We crawled further into the cave and I turned out the lantern because it sounded like it was running out of fuel. The lantern got dimmer, spit, and went out.
It is so hard to believe how dark it is in a cave and how quiet it was. Without light it started getting scary. Dead silence. But who was going to be the first one to say they were “scared”?
The flashlight was then turned on and I was surprised to see how dim it was since we had used it last in the dome. Maybe we should have brought another set of batteries. What a novel idea! A backup? Nobody even had a clue to bring fresh batteries.
As we lay on the wet, muddy, black cave floor I was wondering what to do. I then remembered a story I had read in a Popular Science magazine. This was a short article because I could never sit long enough to read long articles.
The article stated that if (in an emergency) you could rejuvenate batteries, all you had to do is place the batteries in an oven and heat them up. The article stated that this was an emergency step and would probably only work once.
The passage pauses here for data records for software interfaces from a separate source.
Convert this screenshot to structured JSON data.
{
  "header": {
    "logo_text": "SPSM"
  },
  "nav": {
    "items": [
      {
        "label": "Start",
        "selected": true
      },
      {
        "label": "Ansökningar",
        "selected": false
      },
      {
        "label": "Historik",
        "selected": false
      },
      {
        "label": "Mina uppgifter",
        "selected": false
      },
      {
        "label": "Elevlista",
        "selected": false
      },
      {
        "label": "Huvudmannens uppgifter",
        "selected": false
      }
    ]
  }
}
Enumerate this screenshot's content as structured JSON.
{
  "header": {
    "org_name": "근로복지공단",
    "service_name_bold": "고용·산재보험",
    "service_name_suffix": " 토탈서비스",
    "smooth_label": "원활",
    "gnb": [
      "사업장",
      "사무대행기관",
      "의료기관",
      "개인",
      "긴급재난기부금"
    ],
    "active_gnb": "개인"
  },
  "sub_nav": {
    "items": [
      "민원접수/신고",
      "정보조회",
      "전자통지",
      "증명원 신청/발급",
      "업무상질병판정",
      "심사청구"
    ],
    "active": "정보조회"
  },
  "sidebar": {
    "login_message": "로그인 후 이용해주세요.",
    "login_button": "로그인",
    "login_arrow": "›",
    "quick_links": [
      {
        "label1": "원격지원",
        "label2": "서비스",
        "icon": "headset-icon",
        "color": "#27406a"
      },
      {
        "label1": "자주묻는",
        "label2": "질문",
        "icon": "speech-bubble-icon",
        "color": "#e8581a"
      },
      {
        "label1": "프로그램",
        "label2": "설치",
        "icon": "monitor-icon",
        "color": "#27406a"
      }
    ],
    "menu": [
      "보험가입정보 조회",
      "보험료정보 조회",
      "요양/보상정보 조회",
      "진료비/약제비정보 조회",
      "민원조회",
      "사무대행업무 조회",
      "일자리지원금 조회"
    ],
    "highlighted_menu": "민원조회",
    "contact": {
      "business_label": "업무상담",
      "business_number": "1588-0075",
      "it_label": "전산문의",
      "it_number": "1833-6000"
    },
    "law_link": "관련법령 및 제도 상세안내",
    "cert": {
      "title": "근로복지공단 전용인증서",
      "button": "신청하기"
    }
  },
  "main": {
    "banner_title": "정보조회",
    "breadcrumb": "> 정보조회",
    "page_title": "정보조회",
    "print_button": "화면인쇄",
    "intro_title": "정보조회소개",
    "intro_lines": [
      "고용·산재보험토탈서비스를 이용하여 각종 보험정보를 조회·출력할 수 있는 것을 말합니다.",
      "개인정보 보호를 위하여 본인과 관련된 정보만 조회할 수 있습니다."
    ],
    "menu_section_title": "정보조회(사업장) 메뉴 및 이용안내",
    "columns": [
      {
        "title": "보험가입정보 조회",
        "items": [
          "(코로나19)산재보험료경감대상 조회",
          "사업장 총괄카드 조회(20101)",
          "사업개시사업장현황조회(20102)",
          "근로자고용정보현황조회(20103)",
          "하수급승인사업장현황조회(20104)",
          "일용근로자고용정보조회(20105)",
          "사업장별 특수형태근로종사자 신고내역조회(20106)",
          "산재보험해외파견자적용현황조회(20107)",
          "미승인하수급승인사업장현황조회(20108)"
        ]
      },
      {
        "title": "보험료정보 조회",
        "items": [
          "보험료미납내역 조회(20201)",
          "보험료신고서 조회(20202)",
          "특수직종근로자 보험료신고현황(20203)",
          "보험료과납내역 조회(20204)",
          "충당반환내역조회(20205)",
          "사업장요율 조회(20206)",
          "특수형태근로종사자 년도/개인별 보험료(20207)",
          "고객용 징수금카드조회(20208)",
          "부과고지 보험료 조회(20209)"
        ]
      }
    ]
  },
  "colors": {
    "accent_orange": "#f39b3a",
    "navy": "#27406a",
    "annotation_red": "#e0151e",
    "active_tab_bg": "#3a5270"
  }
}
Well, this seemed like a good enough emergency to me, but all we needed right now was an oven. The oven would not only heat up the batteries but warm us up, also. Since we had walked through the icy water (mistake #1), sliding through mud, walking through bat poop and then crawling through more mud, we all were a bit shaky and probably not far from hypothermia (something none of us even knew about yet). An oven sounded good.